In 2009 we see less of the “down and in” curveball and more of the curveball placed on the outer half of the plate. The 2008 and 2009 charts are fairly similar visually, although the 2009 scatter is more stretched out horizontally. The 2008 chart is more clustered around the strikezone.
In 2010 it’s easy to see a distinct lack of command of the curveball to lefties, a real failure to keep it in the strikezone. He doesn’t show the same ability to center the pitch on the lower outer half of the plate, and he’s throwing what seems to be just as many curveballs out of the zone as he is inside the zone. If a pitcher can’t convince you that the next pitch is going to be a strike, then you’re not going to swing. It’s very simple. Further it seems, again anecdotally, that when Burnett would miss with his curveball he would miss badly. The red dot at the very bottom of the image would confirm this observation.

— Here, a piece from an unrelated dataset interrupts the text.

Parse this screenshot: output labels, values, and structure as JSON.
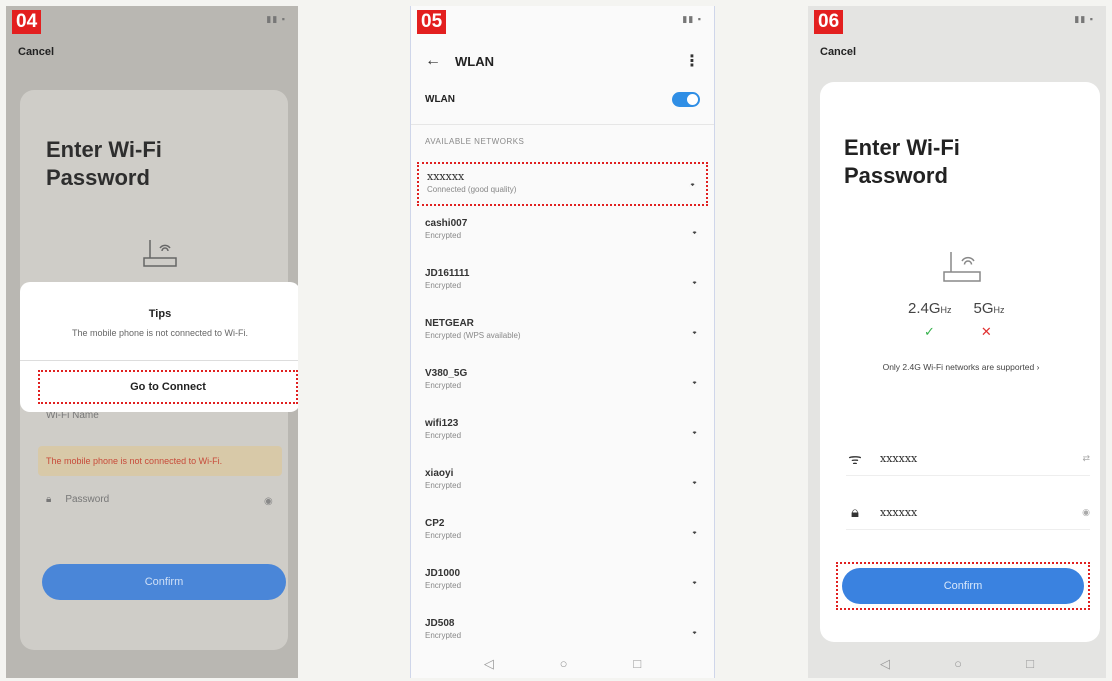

Curveballs to righties
Very simply, this is a deadly pitch. By and large, Burnett’s was throwing his curveball in 2008 nearly exclusively on the lower, outer edge of the plate. The largest red spot straddles the strike zone line, meaning that it was a 50/50 proposition as to whether the pitch would be called for a strike and making it very difficult for batters to lay off. Burnett also dropped a fair amount of curves in the middle of the zone, and then further out of the zone and down and away. The important thing was being able to command it in the zone, and also having the ability to leave it out of the zone in the attempt to get batters to chase the pitch.
There’s a distinct difference in the 2009 heat map from the 2008 heat map. In this year, Burnett threw far more curveballs in the middle of the plate, but in the lower half of the zone. He also continued his trend of dropping them in on the lower outer edge of the plate and throwing some lower and out of the zone, but the trend in 2009 seemed to be to throw more curveballs towards the center of the strike zone.
To righties in 2010 we see Burnett leaving a good amount in the lower inner quadrant, as well as directly in the middle of the plate.Burnett is dispersing these curveballs throughout the zone, but clearly shows a problem commanding them in the strikezone. Like curveballs to lefties in 2010, Burnett’s ability to throw the pitch for a strike seemed to abandon him in 2010.
Like many analysts, I’m optimistic that Burnett can bounce back in 2010. There are good reasons to hope for a bounceback, reasons not based solely on the irrational optimism that Spring Training brings to most fans (myself included). Burnett has a new pitching coach, and the new mechanical changes appear to simplify his delivery. If he’s able to recover command of his curveball, Burnett could be a much improved pitcher in 2011. Given the state of the Yankee rotation and the $49.5M he’s due over the next three years, this would surely be a welcome development.